The immediate impact is the loss of student revenue coming from overseas, according to Andrew Schrumm, the senior manager of research at RBC. This could account for $6 billion annually that higher education institutions will not see. This lost revenue doesn’t just hit universities and colleges; it has a ripple effect across Canada’s gross domestic product (GDP). “The greater spending is about $22 billion of spending when you add up rent and food and all the other consumption.” Schrumm told Yahoo Finance Canada. “It’s a considerable chunk of money coming into Canada.”

According to a RBC report published last week, there has been a 45 per cent drop in students entering with study visas in March. The beginning of the fall semester is uncertain as much of the world remains under lockdown.
According to a RBC report published last week, there has been a 45 per cent drop in students entering with study visas in March. The beginning of the fall semester is uncertain as much of the world remains under lockdown.

Canada’s economy could benefit from international students even after their four-year programs end. According to the report, about 11,000 new permanent residents a year WERE foreign students who pursued their degrees in Canada. With global travel at a near standstill, it puts a pause on immigration growth for the country. “Generally speaking, our labor force without immigration is declining,” said Schrumm.

“We have an honest demographic concern in Canada, as many Western countries do. We can't sustain our economy without introducing more workers.”

Permanent residents who studied in Canada are crucial for the future economic growth of a country with an aging population. Statistics Canada found that the natural birth rate in the country was waning as the population aged and fertility rates declined. In recent years, births in the country contributed less than one-third to the population, with immigration growth picking up the slack by contributing the other 75 per cent.

Canada’s GDP growth has increased by about a one per cent on average since the 2008/09 crisis, according to an immigration report by the Conference Board of Canada. The report further forecast that this rate could slip below one per cent as the baby boomer generation begins to retire, what many call the ‘Silver Tsunami’ that creates a gap in the labour force. The Conference Board of Canada projected that growth driven by immigration could put the GDP annual growth rate at 1.8 per cent from 2018 to 2040.

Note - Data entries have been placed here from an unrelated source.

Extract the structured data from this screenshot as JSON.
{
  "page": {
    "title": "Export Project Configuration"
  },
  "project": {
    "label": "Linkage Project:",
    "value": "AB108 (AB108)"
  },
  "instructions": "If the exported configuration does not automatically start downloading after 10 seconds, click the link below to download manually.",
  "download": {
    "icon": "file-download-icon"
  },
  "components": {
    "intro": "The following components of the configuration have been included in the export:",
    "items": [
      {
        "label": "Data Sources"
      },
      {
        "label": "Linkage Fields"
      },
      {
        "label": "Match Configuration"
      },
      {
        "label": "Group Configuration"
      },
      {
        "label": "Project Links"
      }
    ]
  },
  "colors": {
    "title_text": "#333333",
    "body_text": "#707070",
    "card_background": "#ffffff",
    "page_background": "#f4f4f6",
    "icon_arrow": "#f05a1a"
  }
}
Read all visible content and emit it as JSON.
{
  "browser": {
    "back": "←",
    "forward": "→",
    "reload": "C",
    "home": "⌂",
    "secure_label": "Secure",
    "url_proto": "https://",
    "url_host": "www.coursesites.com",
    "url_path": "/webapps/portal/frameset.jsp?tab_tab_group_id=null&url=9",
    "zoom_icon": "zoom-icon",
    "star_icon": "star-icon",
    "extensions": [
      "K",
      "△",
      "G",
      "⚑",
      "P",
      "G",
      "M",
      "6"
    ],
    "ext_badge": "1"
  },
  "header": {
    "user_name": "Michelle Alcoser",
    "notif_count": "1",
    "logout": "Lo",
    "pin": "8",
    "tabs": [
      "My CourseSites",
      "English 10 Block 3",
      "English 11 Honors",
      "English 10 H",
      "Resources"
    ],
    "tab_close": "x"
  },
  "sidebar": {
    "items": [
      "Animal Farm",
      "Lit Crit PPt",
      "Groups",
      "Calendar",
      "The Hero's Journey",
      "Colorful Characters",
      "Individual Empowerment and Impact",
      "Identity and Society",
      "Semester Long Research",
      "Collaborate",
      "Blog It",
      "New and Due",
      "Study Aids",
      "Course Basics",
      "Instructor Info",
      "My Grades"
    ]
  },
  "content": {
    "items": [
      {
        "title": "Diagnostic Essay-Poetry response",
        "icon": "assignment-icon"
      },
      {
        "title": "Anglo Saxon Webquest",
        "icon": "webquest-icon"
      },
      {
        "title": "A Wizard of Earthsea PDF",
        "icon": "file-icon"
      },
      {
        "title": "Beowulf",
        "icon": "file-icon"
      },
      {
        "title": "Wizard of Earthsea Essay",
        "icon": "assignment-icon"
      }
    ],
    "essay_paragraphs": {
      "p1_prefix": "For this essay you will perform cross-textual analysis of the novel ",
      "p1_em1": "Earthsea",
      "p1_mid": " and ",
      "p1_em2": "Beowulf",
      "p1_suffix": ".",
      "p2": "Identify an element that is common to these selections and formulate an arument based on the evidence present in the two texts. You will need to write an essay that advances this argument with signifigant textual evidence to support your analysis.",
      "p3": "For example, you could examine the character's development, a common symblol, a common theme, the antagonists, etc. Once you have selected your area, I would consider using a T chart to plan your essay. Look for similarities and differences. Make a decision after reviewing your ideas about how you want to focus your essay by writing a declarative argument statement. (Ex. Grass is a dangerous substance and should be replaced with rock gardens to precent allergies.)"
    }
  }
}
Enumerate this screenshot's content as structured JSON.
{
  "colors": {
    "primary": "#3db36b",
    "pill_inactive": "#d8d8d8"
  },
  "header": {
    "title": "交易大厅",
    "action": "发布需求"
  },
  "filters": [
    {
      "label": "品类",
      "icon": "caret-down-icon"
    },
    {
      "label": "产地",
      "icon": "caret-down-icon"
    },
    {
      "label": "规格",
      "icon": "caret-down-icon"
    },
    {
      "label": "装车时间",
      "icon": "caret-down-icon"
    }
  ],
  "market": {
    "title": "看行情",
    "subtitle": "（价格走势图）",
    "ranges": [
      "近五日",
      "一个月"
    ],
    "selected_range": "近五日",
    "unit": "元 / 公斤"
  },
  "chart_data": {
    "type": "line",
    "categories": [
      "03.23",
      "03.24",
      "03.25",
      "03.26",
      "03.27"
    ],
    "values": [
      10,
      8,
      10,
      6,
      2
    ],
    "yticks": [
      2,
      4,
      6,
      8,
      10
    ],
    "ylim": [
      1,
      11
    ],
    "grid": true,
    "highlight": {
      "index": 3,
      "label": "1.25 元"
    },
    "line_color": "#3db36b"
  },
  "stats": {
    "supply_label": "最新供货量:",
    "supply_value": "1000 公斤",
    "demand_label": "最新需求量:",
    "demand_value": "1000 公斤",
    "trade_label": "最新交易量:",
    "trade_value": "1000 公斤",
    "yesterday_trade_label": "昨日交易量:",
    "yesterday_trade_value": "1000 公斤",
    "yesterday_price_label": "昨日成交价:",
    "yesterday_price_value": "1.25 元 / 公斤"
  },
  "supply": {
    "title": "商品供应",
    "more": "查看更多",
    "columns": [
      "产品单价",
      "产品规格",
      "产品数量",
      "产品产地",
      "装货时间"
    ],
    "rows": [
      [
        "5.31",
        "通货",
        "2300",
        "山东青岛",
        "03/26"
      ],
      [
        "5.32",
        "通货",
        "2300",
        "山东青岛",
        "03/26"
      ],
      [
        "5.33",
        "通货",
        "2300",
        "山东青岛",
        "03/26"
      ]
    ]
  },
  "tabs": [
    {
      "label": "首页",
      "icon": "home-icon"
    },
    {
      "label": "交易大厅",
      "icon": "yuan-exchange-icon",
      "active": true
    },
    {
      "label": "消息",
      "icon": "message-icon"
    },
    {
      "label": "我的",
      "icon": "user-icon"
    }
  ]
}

This growth has been interrupted by the global pandemic. RBC described the COVID-19 impact on general Canadian immigration in a report released late last week, showing that immigration made up 80 per cent of the 580,000 population increase in 2019.

Remote-Learning gives international students more options

RBC’s report explored how remote-learning would change the future of education. For many students, it could give them more options: they can learn from anywhere and they are not tethered to a traditional academic calendar.

For international students, online learning from Canadian universities may not hold the same appeal as the hands-on, workplace-based learning that’s required for certain fields - especially for the premium international tuition prices.

The uncertainty of the job market in Canada may also dissuade many students and immigrants from taking the risk to relocate. The federal government extended more options to allow them to collect 50 per cent of the course credentials required by the Canadian university from their own country if they cannot arrive to Canada sooner. The government also assures access to post-graduate work permits.

The report argued that these movements would force universities and colleges to be more creative in attracting students to their physical campus spaces – especially the international student crowds who have always paid much higher tuition costs than their domestic counterparts. Schrumm admits that this could be a challenge for higher education and for the rest of Canada.

“The question continues to be whether or not the offering of remote learning from a Canadian school is still worth it for a lot of students who now from abroad have more options if online learning is more prevalent among universities and colleges around the world.”